J Pediatr Urol; 5(5): 378-82, 2009 Oct.
Artigo em Inglês | MEDLINE | ID: mdl-19632898


To review our experience of tubularized incised plate (TIP) urethroplasty in children with hypospadias defects.


Of 500 children (mean age 6 years) who received a TIP urethroplasty, 439 (87.8%) had primary hypospadias and 61 had one failed previous repair. The hypospadias defects were coronal in 110 (22%), distal penile in 261 (52.2%), midpenile in 78 (15.6%) and proximal in 51 (10.2%). Chordee was present in 98 (19.6%) patients. Presence of complications requiring re-operation and overall general appearance was recorded.
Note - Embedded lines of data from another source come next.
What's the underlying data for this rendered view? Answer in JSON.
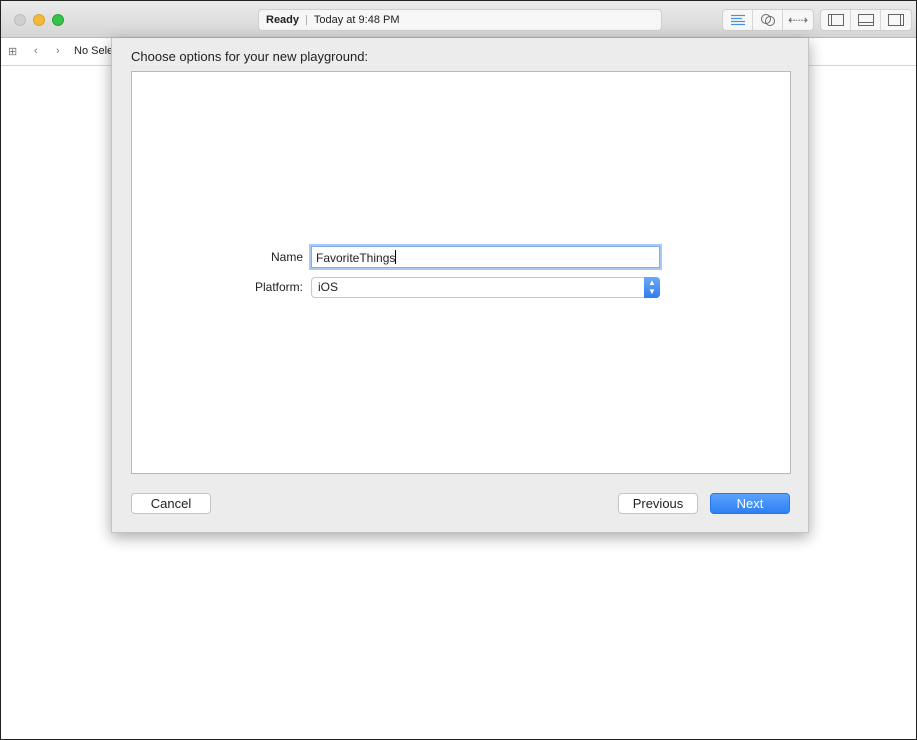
{
  "window": {
    "status": {
      "state": "Ready",
      "time": "Today at 9:48 PM"
    },
    "traffic_lights": {
      "close": "#cfcfcf",
      "minimize": "#f5b93a",
      "zoom": "#36c24a"
    },
    "toolbar_icons": [
      "standard-editor-icon",
      "assistant-editor-icon",
      "version-editor-icon",
      "navigator-panel-icon",
      "debug-panel-icon",
      "utilities-panel-icon"
    ],
    "navbar": {
      "breadcrumb": "No Sele"
    }
  },
  "sheet": {
    "title": "Choose options for your new playground:",
    "name_label": "Name",
    "name_value": "FavoriteThings",
    "platform_label": "Platform:",
    "platform_value": "iOS",
    "cancel": "Cancel",
    "previous": "Previous",
    "next": "Next",
    "accent": "#3d8ef7"
  }
}
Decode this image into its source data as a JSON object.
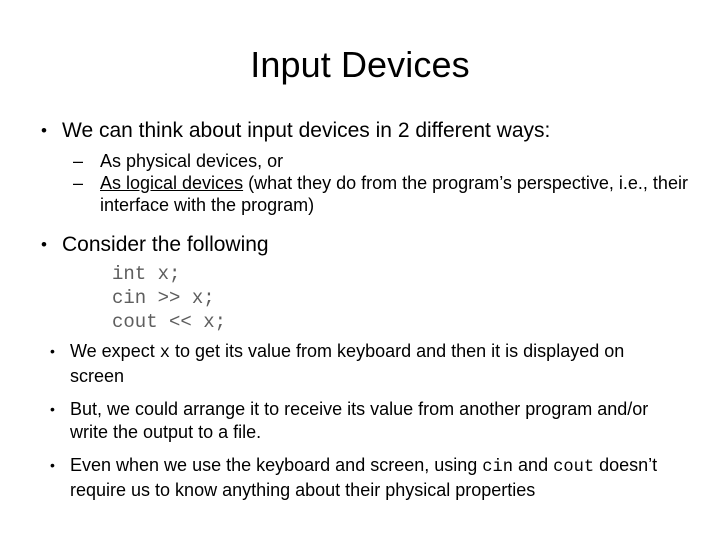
{
  "slide": {
    "title": "Input Devices",
    "background_color": "#ffffff",
    "text_color": "#000000",
    "code_color": "#5e5e5e",
    "bullet_glyph": "•",
    "dash_glyph": "–",
    "blocks": {
      "b1": {
        "text": "We can think about input devices in 2 different ways:"
      },
      "b1s1": {
        "text": "As physical devices, or"
      },
      "b1s2": {
        "underlined": "As logical devices",
        "rest": " (what they do from the program’s perspective, i.e., their interface with the program)"
      },
      "b2": {
        "text": "Consider the following"
      },
      "code": {
        "line1": "int x;",
        "line2": "cin >> x;",
        "line3": "cout << x;"
      },
      "b3": {
        "pre": "We expect ",
        "mono": "x",
        "post": " to get its value from keyboard and then it is displayed on screen"
      },
      "b4": {
        "text": "But, we could arrange it to receive its value from another program and/or write the output to a file."
      },
      "b5": {
        "pre": "Even when we use the keyboard and screen, using ",
        "mono1": "cin",
        "mid": " and ",
        "mono2": "cout",
        "post": " doesn’t require us to know anything about their physical properties"
      }
    }
  }
}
The mean (SD, range) follow-up was 34 (18, 7-77) months. Overall success rate was 81.4%. Re-operation was required in 93 patients (18.6%); for urethrocutaneous fistula in 47 (9.4%), complete disruption of the repair in 32 (6.4%) and meatal stenosis in 14 (2.8%). In univariate analysis, complications were significantly higher in stented repairs, posterior hypospadias, those with no neourethral coverage (spongioplasty), and repairs early in the study. The last three factors were the only significant independent risk factors in multivariate analysis.


TIP is a reliable method for treating both distal and proximal hypospadias and is suitable for both primary and re-operative cases with a low rate of complications. A significantly better outcome is achieved with distal hypospadias, covering the neourethra with the mobilized corpus spongiosum (spongioplasty) or a flap, and experience. Stenting of the repair, patient age, or previous failed repair has no statistically significant impact on outcome.